I liked Germany a lot. Its problems are moderate compared to Britain’s and moderated by an active state and a feeling of responsibility amongst its companies, states and people. The need to get it right is more important.

Bavaria is pretty unique in my experience. Here we have a group who live in the mountains, appreciate and understand the food chain. We hear little of them for they don’t speak much. Isolation and permanence in the mountains and vallies leave them less interested in the world at large similar to the Alpine Swiss. Probably for the better.

Photos up on facebook tomorrow.



Coming to Frankfurt from New York was more than a weather shock. New York teemed with life and verve. In Frankfurt,¬†I felt I’d returned to some static past.
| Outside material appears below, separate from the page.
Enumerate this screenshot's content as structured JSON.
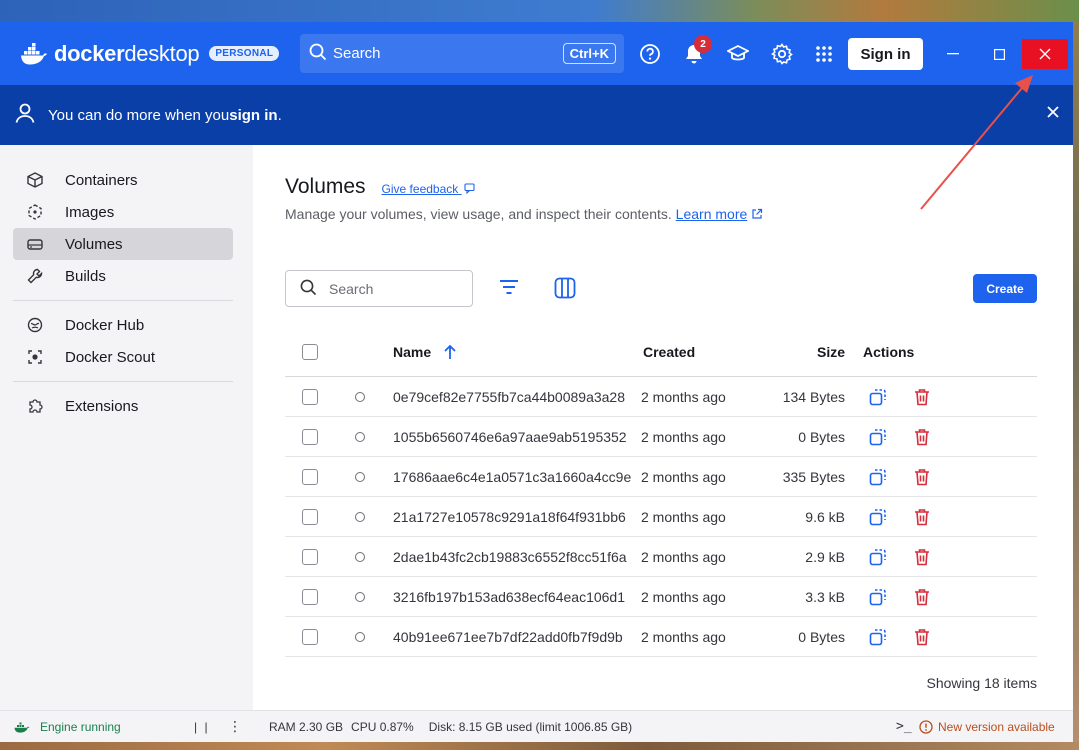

It build towers to modern finance and shops to porn. The Occupy Park outside the European Central Bank was about the only sign of life or difference. Its cathedral was pretty-ish, the river ran through it and old town was a small square of baroque houses.


But few go to Frankfurt for its landmarks. Viola took me out to a bar for some drinking culture in a suburb bar full of locals of all ages. Oscar showed me the old town and markets. Michelle brought me out to the countryside. Tomas took me round Heidelburg which was small but cute. Seeing each of my friends made the city valuable. (Seeing/hearing Viola after a few drinks was funnier still!)

Before you start thinking this is a wholly critical post and takes up too much space, let me get to the point. AA Gill, the slightly obnoxious travel writer (and cultural snob) called those who visit countries for beaches or the view selfish. He believed seeing the culture that is the real joy of travel. Take the parks of London in summer on a summer’s day, the only time Britain becomes near classless. Culture is the way people interact, the value given to certain organisation or meaning to some concepts, items or institutions that reflect true sightseeing. In short, it is the culture that is the attraction. It is after all the culture that gives all constructions existence and meaning.


Despte my love of city space, there is life in the smallest of villages as attested to in Bavaria. The notion there is ‘nothing to see there’ always strikes me as odd. After all, what they mean is there is a lack of overt culture generally meaning construction of some expression of ideology or idology. Having seen too many churches, sites of mythology or country vistas, I find it perplexing that many fail to see the wood for the trees. We are the view.

As to the city Germans are polite but not friendly to those they don’t know. I say this¬† because when dealing with people, they are perfectly sincere in matters. And yet when taking a door or accidently touching someone, they fail to mark the moment. This is all culturally-specific rhetoric of course but continues on from the alleged German inability at small talk. We tested this with our housemate in Nottingham Phil who duly passed, believing that small talk was time-wasting and insincere!


But with Bavarian views, trains that function and beer prices like that (and with barely noticed the recession), the Germans have it collectively better through organisation, hard-work and investment in skills. The sense of mutual advantage Britain sacrificed in the 1970s from the labour strikes to the Thatcherite thought revolution instilling the goals of personal advancement through individualism and consumerism, Britain has missed out.

Frankfurt came aliver at night with its lit-up towers, underground clubs, shots of apple wine with Viola (who remains elegant despite her spikey-er pretensions). She also knows an impressive amount about critical theory. Heidelberg was rainy but full of straight-up, coloured brick houses with small windows nestled next to the river all overlooked by the castle.


So fear not Frankfurt. Your present may seem humdrum but it reflects a modernity and therefore a historical connection to the modern present, an opportunity to rise from others shadows. It’s that that should be recognised, analysed and understanding. With that in mind, Frankfurt ain’t too bad at all.